* PROBLEM TO SOLVE
Among the entries, which lines carry the string "content"? Copy every one.

* GIVEN RECORDS
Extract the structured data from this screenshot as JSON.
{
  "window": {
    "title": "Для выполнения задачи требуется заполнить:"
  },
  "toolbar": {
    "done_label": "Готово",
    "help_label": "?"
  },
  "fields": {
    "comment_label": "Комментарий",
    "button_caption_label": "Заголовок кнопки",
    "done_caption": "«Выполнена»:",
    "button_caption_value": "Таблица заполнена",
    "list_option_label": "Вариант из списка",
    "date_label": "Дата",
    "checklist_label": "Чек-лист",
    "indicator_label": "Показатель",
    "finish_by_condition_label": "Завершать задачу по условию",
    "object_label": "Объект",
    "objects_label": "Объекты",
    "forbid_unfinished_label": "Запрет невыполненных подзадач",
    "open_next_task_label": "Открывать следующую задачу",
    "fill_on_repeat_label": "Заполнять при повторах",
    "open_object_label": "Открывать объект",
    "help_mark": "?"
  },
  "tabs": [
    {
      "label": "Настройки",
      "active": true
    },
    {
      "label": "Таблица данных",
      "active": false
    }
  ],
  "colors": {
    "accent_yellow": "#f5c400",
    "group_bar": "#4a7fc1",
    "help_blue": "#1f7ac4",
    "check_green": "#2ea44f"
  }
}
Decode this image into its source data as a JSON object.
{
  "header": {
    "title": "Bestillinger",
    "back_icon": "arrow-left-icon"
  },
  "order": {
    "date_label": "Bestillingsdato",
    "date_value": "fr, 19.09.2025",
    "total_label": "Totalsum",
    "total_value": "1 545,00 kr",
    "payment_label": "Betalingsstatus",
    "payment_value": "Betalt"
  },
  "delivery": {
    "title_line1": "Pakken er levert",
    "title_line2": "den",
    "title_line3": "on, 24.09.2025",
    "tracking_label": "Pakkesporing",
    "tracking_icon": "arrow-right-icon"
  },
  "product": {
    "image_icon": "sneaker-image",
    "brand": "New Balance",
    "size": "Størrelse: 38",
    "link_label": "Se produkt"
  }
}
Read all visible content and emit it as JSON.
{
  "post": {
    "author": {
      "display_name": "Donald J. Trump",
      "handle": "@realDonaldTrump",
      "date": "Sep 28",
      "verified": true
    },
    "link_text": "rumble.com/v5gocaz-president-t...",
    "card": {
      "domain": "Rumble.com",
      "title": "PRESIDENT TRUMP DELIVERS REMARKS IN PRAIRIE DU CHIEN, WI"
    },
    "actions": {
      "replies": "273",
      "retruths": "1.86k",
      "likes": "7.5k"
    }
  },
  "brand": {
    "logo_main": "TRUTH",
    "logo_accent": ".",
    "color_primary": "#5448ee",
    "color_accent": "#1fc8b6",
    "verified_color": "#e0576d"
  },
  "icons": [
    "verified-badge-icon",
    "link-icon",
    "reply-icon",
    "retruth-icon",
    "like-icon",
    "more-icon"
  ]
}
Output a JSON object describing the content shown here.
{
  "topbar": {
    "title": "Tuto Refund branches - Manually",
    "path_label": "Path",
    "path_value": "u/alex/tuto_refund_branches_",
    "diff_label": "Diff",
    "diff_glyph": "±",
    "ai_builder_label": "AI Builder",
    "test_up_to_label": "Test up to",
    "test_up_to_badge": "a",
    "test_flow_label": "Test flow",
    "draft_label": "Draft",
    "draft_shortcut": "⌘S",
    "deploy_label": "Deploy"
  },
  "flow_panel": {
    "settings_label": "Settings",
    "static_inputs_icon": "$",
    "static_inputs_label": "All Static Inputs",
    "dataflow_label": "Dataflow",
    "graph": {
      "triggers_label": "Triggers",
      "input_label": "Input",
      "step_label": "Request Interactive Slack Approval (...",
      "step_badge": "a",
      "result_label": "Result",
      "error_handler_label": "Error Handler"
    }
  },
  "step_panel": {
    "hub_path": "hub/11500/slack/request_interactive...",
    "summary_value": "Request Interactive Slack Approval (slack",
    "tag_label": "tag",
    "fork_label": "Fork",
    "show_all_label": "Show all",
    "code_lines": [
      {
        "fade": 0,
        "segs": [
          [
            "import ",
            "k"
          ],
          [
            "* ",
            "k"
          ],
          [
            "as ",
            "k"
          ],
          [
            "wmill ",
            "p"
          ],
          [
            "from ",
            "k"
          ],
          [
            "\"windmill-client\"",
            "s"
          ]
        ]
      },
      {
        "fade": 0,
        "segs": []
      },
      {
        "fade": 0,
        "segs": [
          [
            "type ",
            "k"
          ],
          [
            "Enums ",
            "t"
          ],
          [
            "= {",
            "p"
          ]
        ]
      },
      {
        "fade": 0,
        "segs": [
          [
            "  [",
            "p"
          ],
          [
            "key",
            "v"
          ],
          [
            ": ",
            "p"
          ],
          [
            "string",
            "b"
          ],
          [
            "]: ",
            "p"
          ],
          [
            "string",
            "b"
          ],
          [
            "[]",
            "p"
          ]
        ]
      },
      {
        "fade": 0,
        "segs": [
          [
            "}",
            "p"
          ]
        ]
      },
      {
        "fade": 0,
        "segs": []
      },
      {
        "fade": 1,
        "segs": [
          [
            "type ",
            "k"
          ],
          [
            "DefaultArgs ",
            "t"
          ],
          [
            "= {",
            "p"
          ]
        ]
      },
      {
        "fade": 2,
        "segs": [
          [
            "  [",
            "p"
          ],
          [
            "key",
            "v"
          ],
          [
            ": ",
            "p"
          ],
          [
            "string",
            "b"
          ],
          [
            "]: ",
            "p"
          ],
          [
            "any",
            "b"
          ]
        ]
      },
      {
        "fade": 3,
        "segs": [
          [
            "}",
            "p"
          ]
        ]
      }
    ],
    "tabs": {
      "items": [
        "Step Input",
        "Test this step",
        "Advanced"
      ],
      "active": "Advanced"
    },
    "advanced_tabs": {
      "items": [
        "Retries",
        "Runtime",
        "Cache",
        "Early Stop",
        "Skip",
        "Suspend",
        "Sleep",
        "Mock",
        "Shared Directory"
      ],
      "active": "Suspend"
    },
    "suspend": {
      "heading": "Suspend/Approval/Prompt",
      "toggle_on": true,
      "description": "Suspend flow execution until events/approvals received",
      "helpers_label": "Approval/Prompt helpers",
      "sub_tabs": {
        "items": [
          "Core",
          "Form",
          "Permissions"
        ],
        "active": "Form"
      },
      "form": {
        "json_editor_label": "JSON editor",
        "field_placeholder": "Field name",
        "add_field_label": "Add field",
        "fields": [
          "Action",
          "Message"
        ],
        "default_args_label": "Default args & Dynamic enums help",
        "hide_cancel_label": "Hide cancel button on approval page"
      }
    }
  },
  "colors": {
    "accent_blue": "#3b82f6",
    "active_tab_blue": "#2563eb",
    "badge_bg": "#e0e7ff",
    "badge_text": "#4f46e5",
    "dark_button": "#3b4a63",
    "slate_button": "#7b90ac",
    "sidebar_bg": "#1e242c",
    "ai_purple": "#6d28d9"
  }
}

* TASK OUTPUT
Read all visible content and emit it as JSON.
Output a JSON object describing the content shown here.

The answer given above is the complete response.